* [AIM OF THE TASK]:
What is the number of lines in the entries below that include the word "author"? Provide the number only.

* [GIVEN DATA]:
************
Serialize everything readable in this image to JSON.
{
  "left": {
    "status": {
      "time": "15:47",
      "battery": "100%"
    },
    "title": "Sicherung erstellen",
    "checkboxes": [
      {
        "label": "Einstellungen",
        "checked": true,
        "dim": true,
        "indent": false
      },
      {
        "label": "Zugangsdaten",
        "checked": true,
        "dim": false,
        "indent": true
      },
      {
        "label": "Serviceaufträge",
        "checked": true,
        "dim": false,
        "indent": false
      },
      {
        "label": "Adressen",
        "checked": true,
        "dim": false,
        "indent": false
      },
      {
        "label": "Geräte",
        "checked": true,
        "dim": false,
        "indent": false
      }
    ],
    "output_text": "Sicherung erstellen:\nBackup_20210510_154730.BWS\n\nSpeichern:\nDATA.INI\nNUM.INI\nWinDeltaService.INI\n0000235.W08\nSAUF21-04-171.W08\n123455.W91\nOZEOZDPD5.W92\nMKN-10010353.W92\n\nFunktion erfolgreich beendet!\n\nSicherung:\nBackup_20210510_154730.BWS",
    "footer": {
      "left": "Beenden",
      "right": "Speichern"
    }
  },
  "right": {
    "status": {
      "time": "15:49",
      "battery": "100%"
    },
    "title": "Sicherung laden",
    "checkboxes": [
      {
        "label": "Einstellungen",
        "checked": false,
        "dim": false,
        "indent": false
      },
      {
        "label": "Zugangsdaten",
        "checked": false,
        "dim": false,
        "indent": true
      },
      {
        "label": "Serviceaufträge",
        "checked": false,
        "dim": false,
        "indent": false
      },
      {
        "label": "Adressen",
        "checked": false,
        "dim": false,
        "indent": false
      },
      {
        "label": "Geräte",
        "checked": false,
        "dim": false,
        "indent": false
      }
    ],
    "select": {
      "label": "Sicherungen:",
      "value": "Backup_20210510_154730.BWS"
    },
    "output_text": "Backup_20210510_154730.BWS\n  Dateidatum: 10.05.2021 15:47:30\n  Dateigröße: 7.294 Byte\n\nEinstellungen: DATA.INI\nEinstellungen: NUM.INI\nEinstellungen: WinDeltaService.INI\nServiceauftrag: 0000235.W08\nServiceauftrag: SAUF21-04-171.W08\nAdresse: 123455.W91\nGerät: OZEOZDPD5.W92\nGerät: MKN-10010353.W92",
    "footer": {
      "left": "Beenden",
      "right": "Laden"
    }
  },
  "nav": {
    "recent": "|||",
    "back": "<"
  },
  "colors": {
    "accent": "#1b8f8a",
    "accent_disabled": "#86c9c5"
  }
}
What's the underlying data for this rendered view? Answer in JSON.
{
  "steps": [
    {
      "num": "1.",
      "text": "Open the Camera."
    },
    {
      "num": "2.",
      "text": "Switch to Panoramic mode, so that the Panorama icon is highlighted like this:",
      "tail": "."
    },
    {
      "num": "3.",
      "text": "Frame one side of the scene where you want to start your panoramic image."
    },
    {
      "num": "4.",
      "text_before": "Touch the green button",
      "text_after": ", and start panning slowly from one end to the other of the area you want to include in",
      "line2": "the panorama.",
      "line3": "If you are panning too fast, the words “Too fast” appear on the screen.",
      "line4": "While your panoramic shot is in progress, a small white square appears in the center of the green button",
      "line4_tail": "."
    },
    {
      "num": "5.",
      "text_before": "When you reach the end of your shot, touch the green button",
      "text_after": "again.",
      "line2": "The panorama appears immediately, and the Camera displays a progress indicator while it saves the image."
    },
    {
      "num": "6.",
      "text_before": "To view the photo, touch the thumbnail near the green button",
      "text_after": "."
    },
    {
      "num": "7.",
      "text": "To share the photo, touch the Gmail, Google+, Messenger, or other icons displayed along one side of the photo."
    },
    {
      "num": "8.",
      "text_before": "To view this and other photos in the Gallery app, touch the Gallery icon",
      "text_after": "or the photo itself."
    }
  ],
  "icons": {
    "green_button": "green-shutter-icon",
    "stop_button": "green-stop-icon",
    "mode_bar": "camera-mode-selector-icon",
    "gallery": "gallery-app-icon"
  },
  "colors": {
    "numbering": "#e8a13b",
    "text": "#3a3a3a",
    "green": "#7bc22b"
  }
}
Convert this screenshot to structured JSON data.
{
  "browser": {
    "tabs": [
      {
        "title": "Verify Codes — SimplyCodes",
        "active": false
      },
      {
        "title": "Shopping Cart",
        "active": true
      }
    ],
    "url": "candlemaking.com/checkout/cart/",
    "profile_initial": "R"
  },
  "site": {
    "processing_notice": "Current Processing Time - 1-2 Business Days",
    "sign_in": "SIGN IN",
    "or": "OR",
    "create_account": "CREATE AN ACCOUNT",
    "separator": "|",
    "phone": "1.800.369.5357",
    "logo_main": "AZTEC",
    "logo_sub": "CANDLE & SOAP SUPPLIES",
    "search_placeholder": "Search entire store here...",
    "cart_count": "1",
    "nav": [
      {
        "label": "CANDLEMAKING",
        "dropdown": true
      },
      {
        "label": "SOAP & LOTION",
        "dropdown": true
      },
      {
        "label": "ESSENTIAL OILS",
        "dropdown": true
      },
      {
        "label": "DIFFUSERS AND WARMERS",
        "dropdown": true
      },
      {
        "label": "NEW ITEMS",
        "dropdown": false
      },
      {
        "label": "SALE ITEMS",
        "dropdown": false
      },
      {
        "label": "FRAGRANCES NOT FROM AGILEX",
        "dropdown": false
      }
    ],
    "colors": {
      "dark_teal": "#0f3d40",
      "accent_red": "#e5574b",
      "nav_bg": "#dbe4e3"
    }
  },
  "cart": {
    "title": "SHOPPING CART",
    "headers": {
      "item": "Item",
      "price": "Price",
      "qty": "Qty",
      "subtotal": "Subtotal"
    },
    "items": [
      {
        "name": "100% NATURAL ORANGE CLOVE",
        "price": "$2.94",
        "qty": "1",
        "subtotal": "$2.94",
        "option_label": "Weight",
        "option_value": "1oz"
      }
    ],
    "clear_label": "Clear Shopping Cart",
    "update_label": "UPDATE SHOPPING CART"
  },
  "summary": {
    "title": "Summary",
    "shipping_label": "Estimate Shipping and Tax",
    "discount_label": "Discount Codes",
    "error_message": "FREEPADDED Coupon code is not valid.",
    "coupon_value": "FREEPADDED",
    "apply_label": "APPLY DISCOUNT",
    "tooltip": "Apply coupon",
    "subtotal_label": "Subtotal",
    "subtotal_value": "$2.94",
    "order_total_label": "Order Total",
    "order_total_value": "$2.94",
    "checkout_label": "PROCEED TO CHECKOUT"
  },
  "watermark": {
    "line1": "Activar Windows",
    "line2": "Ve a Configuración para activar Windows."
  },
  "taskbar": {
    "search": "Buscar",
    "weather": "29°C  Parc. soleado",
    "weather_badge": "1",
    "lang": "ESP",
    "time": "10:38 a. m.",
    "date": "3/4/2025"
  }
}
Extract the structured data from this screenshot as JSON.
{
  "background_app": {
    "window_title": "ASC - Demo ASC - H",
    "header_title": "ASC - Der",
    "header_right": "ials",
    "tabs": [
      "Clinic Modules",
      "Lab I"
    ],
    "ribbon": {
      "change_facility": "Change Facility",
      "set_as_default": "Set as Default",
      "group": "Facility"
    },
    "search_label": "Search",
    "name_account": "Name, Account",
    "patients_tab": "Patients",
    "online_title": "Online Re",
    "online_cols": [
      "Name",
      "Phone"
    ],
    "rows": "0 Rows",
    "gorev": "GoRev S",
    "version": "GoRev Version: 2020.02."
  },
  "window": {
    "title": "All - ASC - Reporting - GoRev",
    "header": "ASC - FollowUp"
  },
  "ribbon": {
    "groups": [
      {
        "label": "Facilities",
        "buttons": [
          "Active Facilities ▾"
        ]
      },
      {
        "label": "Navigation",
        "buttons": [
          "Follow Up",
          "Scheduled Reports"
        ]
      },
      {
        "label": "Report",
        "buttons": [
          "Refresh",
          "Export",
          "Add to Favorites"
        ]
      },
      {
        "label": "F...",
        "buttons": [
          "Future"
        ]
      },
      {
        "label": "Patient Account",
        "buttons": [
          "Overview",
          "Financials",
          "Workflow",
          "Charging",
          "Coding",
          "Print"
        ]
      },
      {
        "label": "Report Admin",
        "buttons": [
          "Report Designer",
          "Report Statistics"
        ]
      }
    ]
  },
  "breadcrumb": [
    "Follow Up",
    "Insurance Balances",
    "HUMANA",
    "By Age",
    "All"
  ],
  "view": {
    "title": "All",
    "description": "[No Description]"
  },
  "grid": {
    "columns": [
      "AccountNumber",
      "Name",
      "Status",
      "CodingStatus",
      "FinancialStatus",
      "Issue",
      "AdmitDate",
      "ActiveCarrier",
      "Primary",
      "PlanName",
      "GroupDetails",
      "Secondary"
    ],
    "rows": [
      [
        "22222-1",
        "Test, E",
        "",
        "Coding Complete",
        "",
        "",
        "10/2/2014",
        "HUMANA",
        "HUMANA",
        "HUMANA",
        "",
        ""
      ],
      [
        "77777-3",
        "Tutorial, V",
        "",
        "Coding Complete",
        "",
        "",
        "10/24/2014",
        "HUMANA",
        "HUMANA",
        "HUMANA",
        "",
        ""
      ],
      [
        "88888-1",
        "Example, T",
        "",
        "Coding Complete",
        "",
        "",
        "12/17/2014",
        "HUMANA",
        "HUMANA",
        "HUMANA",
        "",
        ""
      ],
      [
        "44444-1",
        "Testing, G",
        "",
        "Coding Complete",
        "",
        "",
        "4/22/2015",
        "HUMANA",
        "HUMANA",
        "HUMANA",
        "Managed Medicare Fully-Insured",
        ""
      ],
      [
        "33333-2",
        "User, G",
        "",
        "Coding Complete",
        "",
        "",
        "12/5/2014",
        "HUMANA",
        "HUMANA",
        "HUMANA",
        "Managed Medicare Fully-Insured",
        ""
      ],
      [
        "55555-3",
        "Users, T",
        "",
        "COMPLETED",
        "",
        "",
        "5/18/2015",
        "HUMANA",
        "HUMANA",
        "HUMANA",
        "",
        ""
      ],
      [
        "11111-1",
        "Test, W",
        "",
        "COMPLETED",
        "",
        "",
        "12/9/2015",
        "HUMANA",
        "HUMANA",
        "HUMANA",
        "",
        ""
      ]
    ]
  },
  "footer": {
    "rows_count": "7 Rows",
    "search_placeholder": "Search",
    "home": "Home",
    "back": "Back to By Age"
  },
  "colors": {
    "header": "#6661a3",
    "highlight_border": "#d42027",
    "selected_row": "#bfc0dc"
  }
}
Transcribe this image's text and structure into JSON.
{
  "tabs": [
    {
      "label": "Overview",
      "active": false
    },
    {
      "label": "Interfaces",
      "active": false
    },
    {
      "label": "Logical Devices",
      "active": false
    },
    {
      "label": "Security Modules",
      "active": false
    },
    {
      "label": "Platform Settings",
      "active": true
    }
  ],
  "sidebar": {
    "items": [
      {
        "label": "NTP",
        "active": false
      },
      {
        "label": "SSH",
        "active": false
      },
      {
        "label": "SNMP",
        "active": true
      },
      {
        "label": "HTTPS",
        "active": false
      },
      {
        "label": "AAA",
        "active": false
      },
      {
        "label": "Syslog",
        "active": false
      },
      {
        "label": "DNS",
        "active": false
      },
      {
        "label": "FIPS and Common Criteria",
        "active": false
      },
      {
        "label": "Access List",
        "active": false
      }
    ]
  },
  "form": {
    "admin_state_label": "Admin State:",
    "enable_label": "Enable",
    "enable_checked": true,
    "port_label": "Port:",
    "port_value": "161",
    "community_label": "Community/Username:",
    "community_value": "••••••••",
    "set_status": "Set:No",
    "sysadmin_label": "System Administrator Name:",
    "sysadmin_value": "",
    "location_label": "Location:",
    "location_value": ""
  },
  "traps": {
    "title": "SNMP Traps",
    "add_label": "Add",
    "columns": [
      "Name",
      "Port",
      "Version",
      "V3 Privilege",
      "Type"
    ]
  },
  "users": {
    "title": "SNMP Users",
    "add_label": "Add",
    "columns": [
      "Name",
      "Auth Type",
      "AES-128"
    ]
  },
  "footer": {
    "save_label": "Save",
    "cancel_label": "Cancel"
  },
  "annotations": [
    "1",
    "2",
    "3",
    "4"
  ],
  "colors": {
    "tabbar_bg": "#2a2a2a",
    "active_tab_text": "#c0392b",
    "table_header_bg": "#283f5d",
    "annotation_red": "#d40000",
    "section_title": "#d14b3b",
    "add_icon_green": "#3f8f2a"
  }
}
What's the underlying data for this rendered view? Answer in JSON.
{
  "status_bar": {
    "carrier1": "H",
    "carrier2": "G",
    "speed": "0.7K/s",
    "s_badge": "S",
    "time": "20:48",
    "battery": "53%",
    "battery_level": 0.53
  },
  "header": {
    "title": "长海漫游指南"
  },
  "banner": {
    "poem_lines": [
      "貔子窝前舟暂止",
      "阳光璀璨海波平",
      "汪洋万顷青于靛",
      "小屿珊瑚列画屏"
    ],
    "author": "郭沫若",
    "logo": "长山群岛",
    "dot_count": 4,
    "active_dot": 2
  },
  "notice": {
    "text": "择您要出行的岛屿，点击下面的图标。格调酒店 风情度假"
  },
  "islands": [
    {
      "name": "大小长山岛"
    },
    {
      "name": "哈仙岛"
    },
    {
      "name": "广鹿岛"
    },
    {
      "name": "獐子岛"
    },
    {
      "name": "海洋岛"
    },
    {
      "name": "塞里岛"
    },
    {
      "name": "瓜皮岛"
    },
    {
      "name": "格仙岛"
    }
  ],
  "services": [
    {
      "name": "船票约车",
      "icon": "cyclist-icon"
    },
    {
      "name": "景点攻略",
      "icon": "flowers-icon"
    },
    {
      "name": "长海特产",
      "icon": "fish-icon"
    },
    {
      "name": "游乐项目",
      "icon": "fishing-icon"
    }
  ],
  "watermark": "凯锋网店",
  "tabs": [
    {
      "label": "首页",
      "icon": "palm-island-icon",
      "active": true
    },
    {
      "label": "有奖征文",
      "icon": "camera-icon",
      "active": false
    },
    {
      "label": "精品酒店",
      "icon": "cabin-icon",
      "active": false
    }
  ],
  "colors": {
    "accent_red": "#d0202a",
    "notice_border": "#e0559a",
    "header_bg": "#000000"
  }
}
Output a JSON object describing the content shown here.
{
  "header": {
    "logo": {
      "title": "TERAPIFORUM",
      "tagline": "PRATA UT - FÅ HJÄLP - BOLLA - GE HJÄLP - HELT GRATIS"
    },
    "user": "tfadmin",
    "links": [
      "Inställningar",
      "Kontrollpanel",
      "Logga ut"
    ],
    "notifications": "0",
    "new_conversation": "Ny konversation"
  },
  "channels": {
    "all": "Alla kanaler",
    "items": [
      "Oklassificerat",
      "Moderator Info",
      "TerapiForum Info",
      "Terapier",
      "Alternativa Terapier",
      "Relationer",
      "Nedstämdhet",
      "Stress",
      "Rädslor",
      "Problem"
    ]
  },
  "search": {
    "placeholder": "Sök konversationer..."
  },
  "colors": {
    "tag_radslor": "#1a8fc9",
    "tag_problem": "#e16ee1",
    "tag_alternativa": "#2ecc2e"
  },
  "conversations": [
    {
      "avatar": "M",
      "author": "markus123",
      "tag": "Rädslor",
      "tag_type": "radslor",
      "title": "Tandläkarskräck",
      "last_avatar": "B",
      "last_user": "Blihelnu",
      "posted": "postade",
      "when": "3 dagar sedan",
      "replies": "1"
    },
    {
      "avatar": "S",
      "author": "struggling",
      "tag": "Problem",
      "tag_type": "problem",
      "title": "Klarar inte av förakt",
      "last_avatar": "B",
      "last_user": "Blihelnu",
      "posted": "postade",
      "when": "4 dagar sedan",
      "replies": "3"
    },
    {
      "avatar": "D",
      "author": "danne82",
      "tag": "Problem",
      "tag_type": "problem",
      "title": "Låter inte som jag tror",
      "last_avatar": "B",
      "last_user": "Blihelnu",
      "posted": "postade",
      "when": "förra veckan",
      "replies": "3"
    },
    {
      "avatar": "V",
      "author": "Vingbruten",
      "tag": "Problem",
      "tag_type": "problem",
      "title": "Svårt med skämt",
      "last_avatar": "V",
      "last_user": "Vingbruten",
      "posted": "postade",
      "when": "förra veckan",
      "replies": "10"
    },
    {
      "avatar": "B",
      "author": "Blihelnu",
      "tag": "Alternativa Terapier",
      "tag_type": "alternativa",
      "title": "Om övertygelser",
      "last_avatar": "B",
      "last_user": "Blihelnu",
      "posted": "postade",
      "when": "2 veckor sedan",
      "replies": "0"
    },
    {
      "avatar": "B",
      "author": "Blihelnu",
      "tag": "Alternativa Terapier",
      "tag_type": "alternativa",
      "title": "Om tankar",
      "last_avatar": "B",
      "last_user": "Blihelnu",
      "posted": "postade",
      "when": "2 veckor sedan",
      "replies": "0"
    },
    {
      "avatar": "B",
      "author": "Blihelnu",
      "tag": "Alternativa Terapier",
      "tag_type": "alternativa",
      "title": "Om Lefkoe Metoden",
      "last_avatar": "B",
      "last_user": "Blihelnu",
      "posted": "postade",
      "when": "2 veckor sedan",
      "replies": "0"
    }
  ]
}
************
* [WRITTEN RESPONSE]:
8